The first topical carbonic anhydrase inhibitor for clinical use Dorzolamide HCl (Axon 1517) has been prescribed widely for the treatment of glaucoma and ocular hypertension. It inhibits carbonic anhydrase II (CA-II; EC 184.108.40.206) selectively, which is the main CA iso-enzyme involved in aqueous humor secretion. Inhibition of CA-II in the ciliary processes of the eye decreases aqueous humor secretion, presumably by slowing the formation of bicarbonate ions with subsequent reduction in sodium and fluid transport. Dorzolamide also accumulates in red blood cells as a result of CA-II binding, as CA-II is found predominantly in erythrocytes. However, sufficient CA-II activity remains so that adverse effects due to systemic CA inhibition are not observed.

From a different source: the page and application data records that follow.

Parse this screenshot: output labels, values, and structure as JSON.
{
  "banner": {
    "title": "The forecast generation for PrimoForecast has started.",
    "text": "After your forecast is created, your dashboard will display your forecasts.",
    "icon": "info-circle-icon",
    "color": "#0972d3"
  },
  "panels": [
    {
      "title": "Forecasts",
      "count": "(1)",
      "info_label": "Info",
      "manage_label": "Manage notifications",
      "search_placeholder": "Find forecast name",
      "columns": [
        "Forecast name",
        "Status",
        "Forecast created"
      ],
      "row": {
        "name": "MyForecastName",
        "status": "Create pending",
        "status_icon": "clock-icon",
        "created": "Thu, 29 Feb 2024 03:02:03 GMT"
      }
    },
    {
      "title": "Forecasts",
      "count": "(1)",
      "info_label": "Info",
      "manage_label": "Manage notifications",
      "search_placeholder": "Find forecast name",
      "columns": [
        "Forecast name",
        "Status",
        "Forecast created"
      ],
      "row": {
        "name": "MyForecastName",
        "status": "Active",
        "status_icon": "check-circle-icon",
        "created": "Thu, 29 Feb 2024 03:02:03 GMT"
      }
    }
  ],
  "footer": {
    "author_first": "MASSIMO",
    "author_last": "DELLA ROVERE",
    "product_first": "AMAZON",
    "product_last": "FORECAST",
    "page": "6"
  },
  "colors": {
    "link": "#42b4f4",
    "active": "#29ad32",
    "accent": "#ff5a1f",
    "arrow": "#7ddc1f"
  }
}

 Dorzolamide. A review of its pharmacology and therapeutic potential in the management of glaucoma and ocular hypertension. J.A. Balfour, M.I. Wilde. Drugs Aging. 1997, 10, 384-403.